US interest rates are going up. Futures markets expect the fed funds rate, which is now 2.2 per cent, to rise to almost 3 per cent by the end of next year. They believe this largely because the Fed has told them to do so. It has said that if growth and inflation turn out as expected it will raise the funds rate to just over 3 per cent by next December. Whether we should worry about this – and what we should do about it – depends heavily upon how bond markets react.
I say so for a simple reason. The yield curve (the difference between long-term and short-term interest rates) predicts recessions. When it inverts – with long yields below short ones – a recession follows. And if it doesn’t invert, growth continues.

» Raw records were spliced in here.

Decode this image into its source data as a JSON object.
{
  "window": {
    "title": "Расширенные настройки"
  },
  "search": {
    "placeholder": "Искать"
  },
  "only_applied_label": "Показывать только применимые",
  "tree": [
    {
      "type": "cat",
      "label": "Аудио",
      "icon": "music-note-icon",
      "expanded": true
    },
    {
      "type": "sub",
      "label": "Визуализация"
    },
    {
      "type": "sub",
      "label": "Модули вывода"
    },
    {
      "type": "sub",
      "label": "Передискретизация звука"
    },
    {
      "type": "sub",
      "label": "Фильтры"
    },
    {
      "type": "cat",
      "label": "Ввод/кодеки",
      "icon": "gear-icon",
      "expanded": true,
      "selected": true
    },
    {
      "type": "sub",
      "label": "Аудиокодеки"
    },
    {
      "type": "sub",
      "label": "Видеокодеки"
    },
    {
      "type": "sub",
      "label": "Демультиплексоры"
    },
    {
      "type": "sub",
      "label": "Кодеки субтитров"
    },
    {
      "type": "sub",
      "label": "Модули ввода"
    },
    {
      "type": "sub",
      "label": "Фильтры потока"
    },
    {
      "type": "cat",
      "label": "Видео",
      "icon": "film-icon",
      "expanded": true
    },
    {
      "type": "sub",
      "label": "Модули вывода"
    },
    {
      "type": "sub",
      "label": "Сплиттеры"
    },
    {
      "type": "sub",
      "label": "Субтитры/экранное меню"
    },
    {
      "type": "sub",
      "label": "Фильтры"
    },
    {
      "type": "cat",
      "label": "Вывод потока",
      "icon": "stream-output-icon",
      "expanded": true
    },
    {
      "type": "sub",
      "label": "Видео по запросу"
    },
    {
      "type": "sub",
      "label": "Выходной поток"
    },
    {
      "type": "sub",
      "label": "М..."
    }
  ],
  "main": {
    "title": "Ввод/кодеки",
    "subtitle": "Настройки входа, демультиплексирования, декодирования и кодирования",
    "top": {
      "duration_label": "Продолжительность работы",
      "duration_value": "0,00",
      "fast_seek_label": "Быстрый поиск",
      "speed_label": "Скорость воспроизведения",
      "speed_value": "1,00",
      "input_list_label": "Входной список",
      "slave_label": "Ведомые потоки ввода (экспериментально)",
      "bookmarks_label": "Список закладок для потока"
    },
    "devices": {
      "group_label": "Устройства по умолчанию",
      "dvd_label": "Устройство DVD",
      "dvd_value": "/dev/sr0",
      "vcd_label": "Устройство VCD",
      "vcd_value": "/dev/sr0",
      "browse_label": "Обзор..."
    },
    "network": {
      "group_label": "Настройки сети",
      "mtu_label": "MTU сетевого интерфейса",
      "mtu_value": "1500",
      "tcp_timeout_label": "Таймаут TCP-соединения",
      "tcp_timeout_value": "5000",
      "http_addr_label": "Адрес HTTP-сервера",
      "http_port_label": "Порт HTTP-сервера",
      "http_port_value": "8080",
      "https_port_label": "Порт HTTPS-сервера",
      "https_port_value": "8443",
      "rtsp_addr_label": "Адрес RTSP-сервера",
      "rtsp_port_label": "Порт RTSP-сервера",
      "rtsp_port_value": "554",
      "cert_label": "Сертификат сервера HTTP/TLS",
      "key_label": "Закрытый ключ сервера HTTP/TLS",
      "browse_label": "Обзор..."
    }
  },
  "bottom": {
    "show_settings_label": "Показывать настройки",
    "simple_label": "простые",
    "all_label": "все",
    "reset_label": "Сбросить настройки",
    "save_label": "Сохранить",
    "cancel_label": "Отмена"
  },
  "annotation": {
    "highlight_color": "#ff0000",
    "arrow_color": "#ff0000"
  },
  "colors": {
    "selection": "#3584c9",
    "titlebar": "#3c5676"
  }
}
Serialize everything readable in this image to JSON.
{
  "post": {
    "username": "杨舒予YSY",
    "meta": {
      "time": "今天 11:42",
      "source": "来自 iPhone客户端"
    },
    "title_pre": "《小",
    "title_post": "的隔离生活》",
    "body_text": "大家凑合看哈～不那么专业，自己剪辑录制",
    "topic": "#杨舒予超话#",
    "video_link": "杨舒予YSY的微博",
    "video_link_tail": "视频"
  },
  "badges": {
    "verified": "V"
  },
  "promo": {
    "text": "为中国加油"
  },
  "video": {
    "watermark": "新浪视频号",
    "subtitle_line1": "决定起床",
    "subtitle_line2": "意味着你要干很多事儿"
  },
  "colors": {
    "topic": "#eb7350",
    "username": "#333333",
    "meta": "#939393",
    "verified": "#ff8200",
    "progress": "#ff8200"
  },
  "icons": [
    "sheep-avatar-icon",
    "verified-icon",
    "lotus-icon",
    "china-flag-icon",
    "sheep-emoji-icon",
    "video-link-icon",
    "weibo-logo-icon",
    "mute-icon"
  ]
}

My chart shows the point. It shows the gap between 10-year yields and the fed funds rate, lagged three years, plotted against the three-yearly change in US industrial production. The link might not look especially strong. But this is because the relationship takes a particular form. When 10-year yields fall below the funds rate, a recession follows: this happened in 1989, 1999-00 and in 2006-07.